Global error handlers are very useful for logging, but promises give you a way to recover from errors. There are other solutions available, but most are more focused on tracking performance than errors (like Google Analytics) or are not as thorough as Track,js (like New Relic’s Qbaka plugin, which These can tell you much about what has gone wrong with a request, and even without additional information give you hints about what to do next. Even the free version will likely help organizations to find hidden bugs during beta testing.
The good news is that the browser provides this information out of the box. github.com/discourse/discourse zogstrip (Régis Hanol) 2014-04-14 21:13:25 UTC #5 riking (Kane York) 2014-06-16 18:24:29 UTC #6 Progress. Mocha is a test runner while should.js is the assertion library. Even an alert() box is better than a silent failure.
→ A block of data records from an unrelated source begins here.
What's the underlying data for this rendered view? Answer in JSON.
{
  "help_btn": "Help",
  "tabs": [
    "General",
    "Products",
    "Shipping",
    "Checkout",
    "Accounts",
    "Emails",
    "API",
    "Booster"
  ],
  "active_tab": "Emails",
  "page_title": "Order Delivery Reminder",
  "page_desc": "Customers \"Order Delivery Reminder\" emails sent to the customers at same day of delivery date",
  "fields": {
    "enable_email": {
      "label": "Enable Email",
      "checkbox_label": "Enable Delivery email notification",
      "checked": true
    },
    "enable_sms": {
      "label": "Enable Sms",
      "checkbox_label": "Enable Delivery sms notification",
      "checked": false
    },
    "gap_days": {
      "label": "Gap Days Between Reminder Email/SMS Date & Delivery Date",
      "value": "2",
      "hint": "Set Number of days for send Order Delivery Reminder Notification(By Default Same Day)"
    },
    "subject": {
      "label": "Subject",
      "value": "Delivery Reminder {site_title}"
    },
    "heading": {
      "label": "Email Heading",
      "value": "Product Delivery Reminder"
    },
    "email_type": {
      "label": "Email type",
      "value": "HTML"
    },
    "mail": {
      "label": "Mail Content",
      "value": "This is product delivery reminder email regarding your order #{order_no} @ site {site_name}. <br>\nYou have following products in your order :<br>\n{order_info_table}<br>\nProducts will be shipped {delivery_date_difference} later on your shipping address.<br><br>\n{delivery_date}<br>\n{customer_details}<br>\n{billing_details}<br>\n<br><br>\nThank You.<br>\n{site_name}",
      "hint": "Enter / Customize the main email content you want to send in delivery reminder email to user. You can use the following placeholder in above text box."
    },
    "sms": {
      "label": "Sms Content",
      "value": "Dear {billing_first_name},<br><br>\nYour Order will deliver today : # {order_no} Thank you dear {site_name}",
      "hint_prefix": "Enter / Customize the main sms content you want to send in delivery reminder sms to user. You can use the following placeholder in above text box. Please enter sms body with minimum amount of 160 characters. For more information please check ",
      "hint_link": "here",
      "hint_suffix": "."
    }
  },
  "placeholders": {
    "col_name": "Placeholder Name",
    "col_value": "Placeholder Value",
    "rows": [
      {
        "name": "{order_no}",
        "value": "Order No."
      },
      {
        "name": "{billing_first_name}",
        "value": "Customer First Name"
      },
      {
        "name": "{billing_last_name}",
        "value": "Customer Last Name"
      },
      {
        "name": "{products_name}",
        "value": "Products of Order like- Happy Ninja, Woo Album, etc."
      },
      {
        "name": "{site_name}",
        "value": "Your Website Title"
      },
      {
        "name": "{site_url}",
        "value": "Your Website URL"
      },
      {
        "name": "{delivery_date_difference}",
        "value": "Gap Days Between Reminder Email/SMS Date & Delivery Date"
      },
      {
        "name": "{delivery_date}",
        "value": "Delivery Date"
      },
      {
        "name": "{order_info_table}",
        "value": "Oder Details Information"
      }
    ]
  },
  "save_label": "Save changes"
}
This handler even tells me that the error is coming from asynchronous code. You need to tell the user what went wrong, but also what they should do now. Since our site is a Single Page Application (SPA), a single session of a user perusing log files can result in dozens, if not hundreds, of HTTP requests made to our Ajax Error Handling In a world that is far from perfect, it is important to allow for a second chance.
If you add an error handler to the window object, that’s it, you are done! Other controllers use the failed_json.merge method, but there's even another error path: render_json_error which is called with an ActiveRecord object and serializes its .errors.full_messages. Front End Logging Knowing how much each step adds to the total round trip time has been crucial in helping us decide which components to first invest our time in optimization. Reactjs Error Handling We track all errors as well as how long each part of a request takes, from the browser to the database and the multiple services in between that handle a request.
Some Web applications have bug reporting tools and bug dictionaries, while others rely on direct feeds from the users. My goal is to explore beyond the bare necessities for handling exceptions. It is acceptable to stop, rewind and give users another try. This means try...catch statements such as the one below have a problem. React Error Handling
Is there any reasoning behind disregarding what someone has to say because of their choice of desktop OS? window.trackJs.watch(function, [context])